Perhaps this is because, despite appearances, the series really isn’t about the quirky-mixture-of-sci-fi-and-fantasy epic at all. Sure, that story is going on in its pages – but it’s largely a backdrop. Instead, in a twist, the “Saga” of the title is in fact the saga of one family and their lives – star-crossed alien lovers Marko and Alana, and their newborn child Hazel. The series’ narration – provided by a grown-up Hazel from an indeterminate point in the future – makes clear that for all the raging war and politics in the background, the heart of the story is this trio’s quest to establish their lives happily and safely. Along the way, a strong supporting cast – comprising robotic princes with televisions for heads, ghosts of murdered children and alien bounty-hunters with curiously intertwined personal histories – play out a story that threatens to take on ominous significance, but which never really overshadows the fact that Saga entrances through the reader’s desire to see this relationship, this family unit, succeed.

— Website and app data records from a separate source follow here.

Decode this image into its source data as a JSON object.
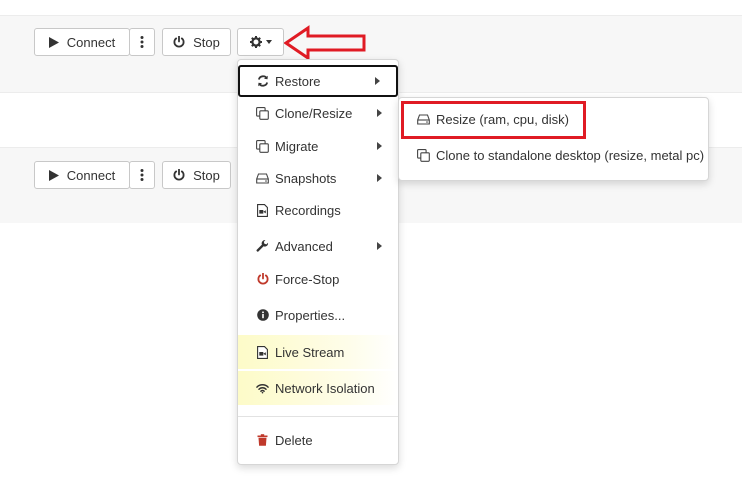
{
  "rows": [
    {
      "connect_label": "Connect",
      "stop_label": "Stop"
    },
    {
      "connect_label": "Connect",
      "stop_label": "Stop"
    }
  ],
  "menu": {
    "items": [
      {
        "label": "Restore",
        "icon": "refresh-icon",
        "submenu": true
      },
      {
        "label": "Clone/Resize",
        "icon": "clone-icon",
        "submenu": true
      },
      {
        "label": "Migrate",
        "icon": "clone-icon",
        "submenu": true
      },
      {
        "label": "Snapshots",
        "icon": "drive-icon",
        "submenu": true
      },
      {
        "label": "Recordings",
        "icon": "video-file-icon",
        "submenu": false
      },
      {
        "label": "Advanced",
        "icon": "wrench-icon",
        "submenu": true
      },
      {
        "label": "Force-Stop",
        "icon": "power-icon",
        "submenu": false
      },
      {
        "label": "Properties...",
        "icon": "info-icon",
        "submenu": false
      },
      {
        "label": "Live Stream",
        "icon": "video-file-icon",
        "submenu": false
      },
      {
        "label": "Network Isolation",
        "icon": "wifi-icon",
        "submenu": false
      },
      {
        "label": "Delete",
        "icon": "trash-icon",
        "submenu": false
      }
    ]
  },
  "submenu": {
    "items": [
      {
        "label": "Resize (ram, cpu, disk)",
        "icon": "drive-icon"
      },
      {
        "label": "Clone to standalone desktop (resize, metal pc)",
        "icon": "clone-icon"
      }
    ]
  },
  "colors": {
    "annotation_red": "#e01b24",
    "danger": "#c0392b",
    "highlight": "#fdfbc8"
  }
}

Brian K. Vaughan’s pedigree, despite not having had a comics title published since the end of Ex Machina, was already impeccable coming into this – but, and although it’s difficult to make a full judgement after just eight issues published (at the time of writing), it already feels like this might exceed his previous work. Where the sheer quality of character work, plot (complete with BKV-esque shock deaths, one in particular in this run coming surprisingly early even for him) and humour are of his usual standard, where Saga stands out is that, arguably for the first time, he’s created hugely likeable and sympathetic lead characters. Where previously the likes of Yorick or Hundred had depth but not necessarily immediate empathy, both Alana and Marko are, in different ways, made to be rooted for as heroes. Alana in particular, particularly following the flashback sequences in the most recent issue, is the kind of character it’s pretty easy to fall straight in love with.

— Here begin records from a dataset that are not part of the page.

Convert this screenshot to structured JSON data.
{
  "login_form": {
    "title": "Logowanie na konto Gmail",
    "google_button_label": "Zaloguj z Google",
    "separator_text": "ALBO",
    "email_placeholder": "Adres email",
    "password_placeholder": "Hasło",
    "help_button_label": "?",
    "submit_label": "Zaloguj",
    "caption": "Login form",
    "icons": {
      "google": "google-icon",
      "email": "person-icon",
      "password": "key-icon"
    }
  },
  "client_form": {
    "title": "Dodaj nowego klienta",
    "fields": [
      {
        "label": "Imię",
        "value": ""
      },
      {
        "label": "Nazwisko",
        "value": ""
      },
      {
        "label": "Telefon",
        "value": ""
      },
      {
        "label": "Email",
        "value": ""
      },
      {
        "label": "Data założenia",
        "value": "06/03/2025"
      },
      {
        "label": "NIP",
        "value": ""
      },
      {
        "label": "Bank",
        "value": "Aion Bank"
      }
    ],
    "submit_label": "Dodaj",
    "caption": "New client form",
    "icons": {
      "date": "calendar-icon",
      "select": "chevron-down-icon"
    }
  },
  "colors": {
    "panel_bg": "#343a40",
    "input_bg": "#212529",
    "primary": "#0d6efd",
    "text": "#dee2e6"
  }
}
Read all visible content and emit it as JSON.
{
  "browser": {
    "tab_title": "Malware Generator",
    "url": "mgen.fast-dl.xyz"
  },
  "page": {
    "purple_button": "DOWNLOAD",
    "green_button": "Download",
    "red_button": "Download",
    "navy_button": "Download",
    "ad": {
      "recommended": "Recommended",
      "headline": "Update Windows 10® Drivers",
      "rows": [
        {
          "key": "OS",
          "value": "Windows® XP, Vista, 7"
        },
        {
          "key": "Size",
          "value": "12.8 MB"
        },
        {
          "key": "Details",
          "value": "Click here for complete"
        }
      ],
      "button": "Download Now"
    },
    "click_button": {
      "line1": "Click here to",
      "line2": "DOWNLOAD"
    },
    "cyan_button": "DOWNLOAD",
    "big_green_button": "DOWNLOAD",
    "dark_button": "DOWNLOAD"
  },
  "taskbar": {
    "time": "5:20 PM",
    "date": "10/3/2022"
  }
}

Key to a lot of this is Vaughan’s collaborator Fiona Staples, who elevates the book from a strong, intriguing character piece into a work of genuine comics artistry. Her visuals, from character design to expression to scale, are simply phenomenal – beautiful, characterful, expansive. Little touches such as the in-art lettering of Hazel’s narration, the minimalist cover design and even the chosen paper stock (while guaranteeing, as part of Vaughan’s contract, at least 22 pages of story every issue for never more than $2.99) make Saga a series that, as with some others we’ve discussed in this end of year list, celebrates the comic as an object – and one that it’s a genuine thrill to pick up every month (or to see back on the shelves following the deliberate two-month hiatus it took between its first and second arcs).

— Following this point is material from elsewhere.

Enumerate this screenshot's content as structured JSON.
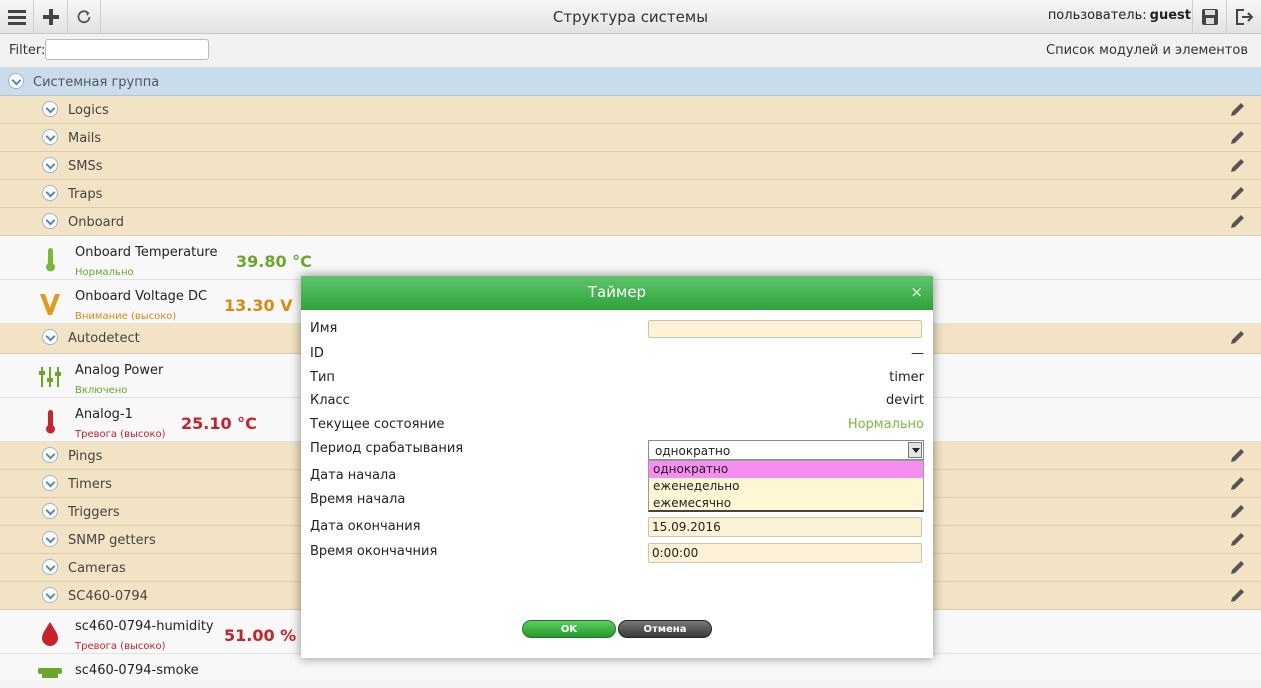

Simply put, Saga is a comic that just makes you feel good about comics. It’s rare enough that a series feels this early like it’s going to be one of the unquestionable classics of the field, but that’s exactly what this charming, funny, thrilling, beautiful object has already become. Never mind best of the year – I’ll be amazed if we don’t look back on it as one of the best of the decade.